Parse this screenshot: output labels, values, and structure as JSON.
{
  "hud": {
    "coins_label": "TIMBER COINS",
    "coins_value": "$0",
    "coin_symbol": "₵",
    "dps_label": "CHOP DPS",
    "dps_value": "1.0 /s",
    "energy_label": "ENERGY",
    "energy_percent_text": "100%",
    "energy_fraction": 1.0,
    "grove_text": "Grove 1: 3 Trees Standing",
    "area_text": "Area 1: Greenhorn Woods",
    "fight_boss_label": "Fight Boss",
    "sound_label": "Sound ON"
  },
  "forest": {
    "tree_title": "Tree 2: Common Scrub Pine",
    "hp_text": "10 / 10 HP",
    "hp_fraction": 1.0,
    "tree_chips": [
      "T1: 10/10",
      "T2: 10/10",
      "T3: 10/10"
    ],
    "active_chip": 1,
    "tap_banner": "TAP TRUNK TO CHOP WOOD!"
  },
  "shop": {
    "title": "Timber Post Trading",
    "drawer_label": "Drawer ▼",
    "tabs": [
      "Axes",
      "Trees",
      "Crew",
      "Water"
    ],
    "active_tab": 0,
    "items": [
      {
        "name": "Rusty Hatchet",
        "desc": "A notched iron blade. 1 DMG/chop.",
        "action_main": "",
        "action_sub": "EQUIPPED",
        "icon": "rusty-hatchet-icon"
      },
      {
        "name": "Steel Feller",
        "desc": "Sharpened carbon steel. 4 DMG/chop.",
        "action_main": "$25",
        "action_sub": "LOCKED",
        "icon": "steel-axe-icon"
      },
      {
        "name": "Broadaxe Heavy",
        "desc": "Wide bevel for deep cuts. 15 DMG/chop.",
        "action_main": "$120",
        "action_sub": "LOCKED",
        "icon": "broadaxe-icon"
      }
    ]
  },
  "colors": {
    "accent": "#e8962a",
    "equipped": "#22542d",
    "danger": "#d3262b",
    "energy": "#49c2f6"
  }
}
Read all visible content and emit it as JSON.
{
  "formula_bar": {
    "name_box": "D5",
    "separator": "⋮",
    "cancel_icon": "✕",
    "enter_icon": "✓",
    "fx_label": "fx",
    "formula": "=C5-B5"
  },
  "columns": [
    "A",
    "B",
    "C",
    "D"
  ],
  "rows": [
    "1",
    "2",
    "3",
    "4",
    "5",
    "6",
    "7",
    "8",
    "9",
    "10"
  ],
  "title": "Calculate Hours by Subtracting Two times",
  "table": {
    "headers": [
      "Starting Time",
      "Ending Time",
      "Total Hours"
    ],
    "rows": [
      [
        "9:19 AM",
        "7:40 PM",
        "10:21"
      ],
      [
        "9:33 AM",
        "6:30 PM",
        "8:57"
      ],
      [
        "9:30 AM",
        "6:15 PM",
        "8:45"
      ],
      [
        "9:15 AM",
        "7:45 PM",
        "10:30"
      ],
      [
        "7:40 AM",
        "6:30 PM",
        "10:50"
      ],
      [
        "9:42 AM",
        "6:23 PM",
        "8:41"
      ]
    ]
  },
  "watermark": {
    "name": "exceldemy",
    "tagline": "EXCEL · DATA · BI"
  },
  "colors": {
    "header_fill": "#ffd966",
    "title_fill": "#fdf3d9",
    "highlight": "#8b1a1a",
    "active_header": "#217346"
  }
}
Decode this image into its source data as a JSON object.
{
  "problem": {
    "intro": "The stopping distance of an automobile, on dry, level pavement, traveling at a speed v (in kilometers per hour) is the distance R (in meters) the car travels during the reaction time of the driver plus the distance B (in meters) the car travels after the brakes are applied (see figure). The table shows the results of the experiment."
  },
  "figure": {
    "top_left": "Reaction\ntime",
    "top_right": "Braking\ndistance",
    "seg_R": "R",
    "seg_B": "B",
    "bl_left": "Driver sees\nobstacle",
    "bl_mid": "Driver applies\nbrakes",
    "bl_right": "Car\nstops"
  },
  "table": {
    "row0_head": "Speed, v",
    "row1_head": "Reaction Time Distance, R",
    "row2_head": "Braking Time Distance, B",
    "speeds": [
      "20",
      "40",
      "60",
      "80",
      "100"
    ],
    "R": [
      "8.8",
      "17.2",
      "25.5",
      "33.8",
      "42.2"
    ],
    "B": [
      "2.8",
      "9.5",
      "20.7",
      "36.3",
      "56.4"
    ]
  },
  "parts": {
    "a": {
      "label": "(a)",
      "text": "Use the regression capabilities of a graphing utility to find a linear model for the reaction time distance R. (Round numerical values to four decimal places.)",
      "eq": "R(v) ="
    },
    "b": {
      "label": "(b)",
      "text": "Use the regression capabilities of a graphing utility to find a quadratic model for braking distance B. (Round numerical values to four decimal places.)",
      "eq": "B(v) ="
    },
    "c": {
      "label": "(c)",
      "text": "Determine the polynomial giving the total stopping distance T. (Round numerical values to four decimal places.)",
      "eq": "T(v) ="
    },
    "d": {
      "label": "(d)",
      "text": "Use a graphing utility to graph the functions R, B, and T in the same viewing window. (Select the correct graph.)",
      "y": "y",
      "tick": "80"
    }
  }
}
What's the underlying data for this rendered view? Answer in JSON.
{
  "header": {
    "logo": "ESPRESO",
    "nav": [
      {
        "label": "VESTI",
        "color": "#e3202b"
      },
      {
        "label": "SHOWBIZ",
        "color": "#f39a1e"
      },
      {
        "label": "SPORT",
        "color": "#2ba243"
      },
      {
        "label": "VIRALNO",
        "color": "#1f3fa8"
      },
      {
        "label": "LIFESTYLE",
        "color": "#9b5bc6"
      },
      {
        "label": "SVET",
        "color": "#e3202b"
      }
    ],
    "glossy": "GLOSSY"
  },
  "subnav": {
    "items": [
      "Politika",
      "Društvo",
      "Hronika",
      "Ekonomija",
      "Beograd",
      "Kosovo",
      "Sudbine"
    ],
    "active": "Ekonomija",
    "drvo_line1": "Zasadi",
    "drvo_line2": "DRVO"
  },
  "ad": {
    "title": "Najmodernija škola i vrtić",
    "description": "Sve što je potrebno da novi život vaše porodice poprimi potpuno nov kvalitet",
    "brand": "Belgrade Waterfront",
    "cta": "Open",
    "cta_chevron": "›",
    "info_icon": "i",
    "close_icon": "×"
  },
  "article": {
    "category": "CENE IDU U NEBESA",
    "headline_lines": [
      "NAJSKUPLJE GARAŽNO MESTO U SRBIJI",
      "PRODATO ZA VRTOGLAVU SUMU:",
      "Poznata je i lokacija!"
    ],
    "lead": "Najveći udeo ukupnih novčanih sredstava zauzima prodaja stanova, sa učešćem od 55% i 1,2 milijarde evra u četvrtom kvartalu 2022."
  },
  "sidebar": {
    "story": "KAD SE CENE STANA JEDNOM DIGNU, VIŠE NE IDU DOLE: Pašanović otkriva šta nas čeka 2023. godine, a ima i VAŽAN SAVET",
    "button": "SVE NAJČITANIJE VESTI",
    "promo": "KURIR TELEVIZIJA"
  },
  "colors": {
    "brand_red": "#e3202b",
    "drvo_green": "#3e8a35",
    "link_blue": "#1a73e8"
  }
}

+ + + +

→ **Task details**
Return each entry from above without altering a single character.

→ **Exercise output**
Parse this screenshot: output labels, values, and structure as JSON.
{
  "hud": {
    "coins_label": "TIMBER COINS",
    "coins_value": "$0",
    "coin_symbol": "₵",
    "dps_label": "CHOP DPS",
    "dps_value": "1.0 /s",
    "energy_label": "ENERGY",
    "energy_percent_text": "100%",
    "energy_fraction": 1.0,
    "grove_text": "Grove 1: 3 Trees Standing",
    "area_text": "Area 1: Greenhorn Woods",
    "fight_boss_label": "Fight Boss",
    "sound_label": "Sound ON"
  },
  "forest": {
    "tree_title": "Tree 2: Common Scrub Pine",
    "hp_text": "10 / 10 HP",
    "hp_fraction": 1.0,
    "tree_chips": [
      "T1: 10/10",
      "T2: 10/10",
      "T3: 10/10"
    ],
    "active_chip": 1,
    "tap_banner": "TAP TRUNK TO CHOP WOOD!"
  },
  "shop": {
    "title": "Timber Post Trading",
    "drawer_label": "Drawer ▼",
    "tabs": [
      "Axes",
      "Trees",
      "Crew",
      "Water"
    ],
    "active_tab": 0,
    "items": [
      {
        "name": "Rusty Hatchet",
        "desc": "A notched iron blade. 1 DMG/chop.",
        "action_main": "",
        "action_sub": "EQUIPPED",
        "icon": "rusty-hatchet-icon"
      },
      {
        "name": "Steel Feller",
        "desc": "Sharpened carbon steel. 4 DMG/chop.",
        "action_main": "$25",
        "action_sub": "LOCKED",
        "icon": "steel-axe-icon"
      },
      {
        "name": "Broadaxe Heavy",
        "desc": "Wide bevel for deep cuts. 15 DMG/chop.",
        "action_main": "$120",
        "action_sub": "LOCKED",
        "icon": "broadaxe-icon"
      }
    ]
  },
  "colors": {
    "accent": "#e8962a",
    "equipped": "#22542d",
    "danger": "#d3262b",
    "energy": "#49c2f6"
  }
}
Read all visible content and emit it as JSON.
{
  "formula_bar": {
    "name_box": "D5",
    "separator": "⋮",
    "cancel_icon": "✕",
    "enter_icon": "✓",
    "fx_label": "fx",
    "formula": "=C5-B5"
  },
  "columns": [
    "A",
    "B",
    "C",
    "D"
  ],
  "rows": [
    "1",
    "2",
    "3",
    "4",
    "5",
    "6",
    "7",
    "8",
    "9",
    "10"
  ],
  "title": "Calculate Hours by Subtracting Two times",
  "table": {
    "headers": [
      "Starting Time",
      "Ending Time",
      "Total Hours"
    ],
    "rows": [
      [
        "9:19 AM",
        "7:40 PM",
        "10:21"
      ],
      [
        "9:33 AM",
        "6:30 PM",
        "8:57"
      ],
      [
        "9:30 AM",
        "6:15 PM",
        "8:45"
      ],
      [
        "9:15 AM",
        "7:45 PM",
        "10:30"
      ],
      [
        "7:40 AM",
        "6:30 PM",
        "10:50"
      ],
      [
        "9:42 AM",
        "6:23 PM",
        "8:41"
      ]
    ]
  },
  "watermark": {
    "name": "exceldemy",
    "tagline": "EXCEL · DATA · BI"
  },
  "colors": {
    "header_fill": "#ffd966",
    "title_fill": "#fdf3d9",
    "highlight": "#8b1a1a",
    "active_header": "#217346"
  }
}
Decode this image into its source data as a JSON object.
{
  "problem": {
    "intro": "The stopping distance of an automobile, on dry, level pavement, traveling at a speed v (in kilometers per hour) is the distance R (in meters) the car travels during the reaction time of the driver plus the distance B (in meters) the car travels after the brakes are applied (see figure). The table shows the results of the experiment."
  },
  "figure": {
    "top_left": "Reaction\ntime",
    "top_right": "Braking\ndistance",
    "seg_R": "R",
    "seg_B": "B",
    "bl_left": "Driver sees\nobstacle",
    "bl_mid": "Driver applies\nbrakes",
    "bl_right": "Car\nstops"
  },
  "table": {
    "row0_head": "Speed, v",
    "row1_head": "Reaction Time Distance, R",
    "row2_head": "Braking Time Distance, B",
    "speeds": [
      "20",
      "40",
      "60",
      "80",
      "100"
    ],
    "R": [
      "8.8",
      "17.2",
      "25.5",
      "33.8",
      "42.2"
    ],
    "B": [
      "2.8",
      "9.5",
      "20.7",
      "36.3",
      "56.4"
    ]
  },
  "parts": {
    "a": {
      "label": "(a)",
      "text": "Use the regression capabilities of a graphing utility to find a linear model for the reaction time distance R. (Round numerical values to four decimal places.)",
      "eq": "R(v) ="
    },
    "b": {
      "label": "(b)",
      "text": "Use the regression capabilities of a graphing utility to find a quadratic model for braking distance B. (Round numerical values to four decimal places.)",
      "eq": "B(v) ="
    },
    "c": {
      "label": "(c)",
      "text": "Determine the polynomial giving the total stopping distance T. (Round numerical values to four decimal places.)",
      "eq": "T(v) ="
    },
    "d": {
      "label": "(d)",
      "text": "Use a graphing utility to graph the functions R, B, and T in the same viewing window. (Select the correct graph.)",
      "y": "y",
      "tick": "80"
    }
  }
}
What's the underlying data for this rendered view? Answer in JSON.
{
  "header": {
    "logo": "ESPRESO",
    "nav": [
      {
        "label": "VESTI",
        "color": "#e3202b"
      },
      {
        "label": "SHOWBIZ",
        "color": "#f39a1e"
      },
      {
        "label": "SPORT",
        "color": "#2ba243"
      },
      {
        "label": "VIRALNO",
        "color": "#1f3fa8"
      },
      {
        "label": "LIFESTYLE",
        "color": "#9b5bc6"
      },
      {
        "label": "SVET",
        "color": "#e3202b"
      }
    ],
    "glossy": "GLOSSY"
  },
  "subnav": {
    "items": [
      "Politika",
      "Društvo",
      "Hronika",
      "Ekonomija",
      "Beograd",
      "Kosovo",
      "Sudbine"
    ],
    "active": "Ekonomija",
    "drvo_line1": "Zasadi",
    "drvo_line2": "DRVO"
  },
  "ad": {
    "title": "Najmodernija škola i vrtić",
    "description": "Sve što je potrebno da novi život vaše porodice poprimi potpuno nov kvalitet",
    "brand": "Belgrade Waterfront",
    "cta": "Open",
    "cta_chevron": "›",
    "info_icon": "i",
    "close_icon": "×"
  },
  "article": {
    "category": "CENE IDU U NEBESA",
    "headline_lines": [
      "NAJSKUPLJE GARAŽNO MESTO U SRBIJI",
      "PRODATO ZA VRTOGLAVU SUMU:",
      "Poznata je i lokacija!"
    ],
    "lead": "Najveći udeo ukupnih novčanih sredstava zauzima prodaja stanova, sa učešćem od 55% i 1,2 milijarde evra u četvrtom kvartalu 2022."
  },
  "sidebar": {
    "story": "KAD SE CENE STANA JEDNOM DIGNU, VIŠE NE IDU DOLE: Pašanović otkriva šta nas čeka 2023. godine, a ima i VAŽAN SAVET",
    "button": "SVE NAJČITANIJE VESTI",
    "promo": "KURIR TELEVIZIJA"
  },
  "colors": {
    "brand_red": "#e3202b",
    "drvo_green": "#3e8a35",
    "link_blue": "#1a73e8"
  }
}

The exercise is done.